Return the line containing "Decode this image" and every line after it through the end of the entries below, with no other lines.

Data about app and page elements:
▬▬▬

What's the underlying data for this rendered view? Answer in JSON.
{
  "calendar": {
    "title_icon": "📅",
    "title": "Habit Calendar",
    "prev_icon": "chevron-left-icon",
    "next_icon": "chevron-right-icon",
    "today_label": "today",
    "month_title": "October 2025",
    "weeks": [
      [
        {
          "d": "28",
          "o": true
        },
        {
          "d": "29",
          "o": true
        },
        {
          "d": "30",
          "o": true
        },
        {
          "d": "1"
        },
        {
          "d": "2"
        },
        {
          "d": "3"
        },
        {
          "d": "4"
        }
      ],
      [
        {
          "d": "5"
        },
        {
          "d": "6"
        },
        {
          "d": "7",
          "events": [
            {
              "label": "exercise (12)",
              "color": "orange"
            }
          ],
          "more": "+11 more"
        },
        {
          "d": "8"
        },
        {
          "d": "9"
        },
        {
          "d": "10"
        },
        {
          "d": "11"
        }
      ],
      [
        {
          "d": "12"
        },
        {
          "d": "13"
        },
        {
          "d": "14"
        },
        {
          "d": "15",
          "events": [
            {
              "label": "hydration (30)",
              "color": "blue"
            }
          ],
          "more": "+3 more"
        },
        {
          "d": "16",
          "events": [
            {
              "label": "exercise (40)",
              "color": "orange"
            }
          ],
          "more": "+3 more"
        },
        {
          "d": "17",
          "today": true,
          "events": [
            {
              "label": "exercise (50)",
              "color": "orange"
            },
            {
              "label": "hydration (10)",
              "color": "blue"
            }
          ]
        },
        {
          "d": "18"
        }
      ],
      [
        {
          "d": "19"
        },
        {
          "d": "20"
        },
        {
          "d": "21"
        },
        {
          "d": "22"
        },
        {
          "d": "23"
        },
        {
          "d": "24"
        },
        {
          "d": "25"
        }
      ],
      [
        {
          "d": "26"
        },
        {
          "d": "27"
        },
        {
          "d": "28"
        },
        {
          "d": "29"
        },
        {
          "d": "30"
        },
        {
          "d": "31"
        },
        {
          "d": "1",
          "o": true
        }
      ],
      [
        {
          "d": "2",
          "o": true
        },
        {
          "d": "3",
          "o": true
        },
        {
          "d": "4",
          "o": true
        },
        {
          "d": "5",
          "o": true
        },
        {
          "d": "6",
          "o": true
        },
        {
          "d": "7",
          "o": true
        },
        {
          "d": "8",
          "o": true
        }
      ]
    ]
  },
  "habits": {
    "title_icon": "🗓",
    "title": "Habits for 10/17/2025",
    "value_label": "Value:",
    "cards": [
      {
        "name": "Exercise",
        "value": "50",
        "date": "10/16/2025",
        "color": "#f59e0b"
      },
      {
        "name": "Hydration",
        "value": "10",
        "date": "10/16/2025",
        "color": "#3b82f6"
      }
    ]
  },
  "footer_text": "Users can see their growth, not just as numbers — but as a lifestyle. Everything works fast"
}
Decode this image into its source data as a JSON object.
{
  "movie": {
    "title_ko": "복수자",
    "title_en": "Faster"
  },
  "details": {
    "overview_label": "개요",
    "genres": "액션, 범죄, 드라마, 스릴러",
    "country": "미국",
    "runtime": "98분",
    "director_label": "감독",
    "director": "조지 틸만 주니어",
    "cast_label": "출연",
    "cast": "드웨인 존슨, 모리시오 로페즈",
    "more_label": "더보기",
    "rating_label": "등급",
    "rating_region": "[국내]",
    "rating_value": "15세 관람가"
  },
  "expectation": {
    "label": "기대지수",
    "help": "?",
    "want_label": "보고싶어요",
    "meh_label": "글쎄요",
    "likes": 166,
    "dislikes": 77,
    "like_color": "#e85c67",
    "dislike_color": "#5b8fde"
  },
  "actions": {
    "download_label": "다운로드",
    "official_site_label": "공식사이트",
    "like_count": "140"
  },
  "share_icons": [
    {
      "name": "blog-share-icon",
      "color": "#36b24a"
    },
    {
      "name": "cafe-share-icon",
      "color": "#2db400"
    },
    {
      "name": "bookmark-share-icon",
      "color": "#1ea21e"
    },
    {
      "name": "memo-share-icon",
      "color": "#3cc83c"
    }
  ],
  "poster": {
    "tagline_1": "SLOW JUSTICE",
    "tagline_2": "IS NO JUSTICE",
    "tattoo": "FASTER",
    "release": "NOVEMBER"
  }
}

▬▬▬

Response:
Decode this image into its source data as a JSON object.
{
  "movie": {
    "title_ko": "복수자",
    "title_en": "Faster"
  },
  "details": {
    "overview_label": "개요",
    "genres": "액션, 범죄, 드라마, 스릴러",
    "country": "미국",
    "runtime": "98분",
    "director_label": "감독",
    "director": "조지 틸만 주니어",
    "cast_label": "출연",
    "cast": "드웨인 존슨, 모리시오 로페즈",
    "more_label": "더보기",
    "rating_label": "등급",
    "rating_region": "[국내]",
    "rating_value": "15세 관람가"
  },
  "expectation": {
    "label": "기대지수",
    "help": "?",
    "want_label": "보고싶어요",
    "meh_label": "글쎄요",
    "likes": 166,
    "dislikes": 77,
    "like_color": "#e85c67",
    "dislike_color": "#5b8fde"
  },
  "actions": {
    "download_label": "다운로드",
    "official_site_label": "공식사이트",
    "like_count": "140"
  },
  "share_icons": [
    {
      "name": "blog-share-icon",
      "color": "#36b24a"
    },
    {
      "name": "cafe-share-icon",
      "color": "#2db400"
    },
    {
      "name": "bookmark-share-icon",
      "color": "#1ea21e"
    },
    {
      "name": "memo-share-icon",
      "color": "#3cc83c"
    }
  ],
  "poster": {
    "tagline_1": "SLOW JUSTICE",
    "tagline_2": "IS NO JUSTICE",
    "tattoo": "FASTER",
    "release": "NOVEMBER"
  }
}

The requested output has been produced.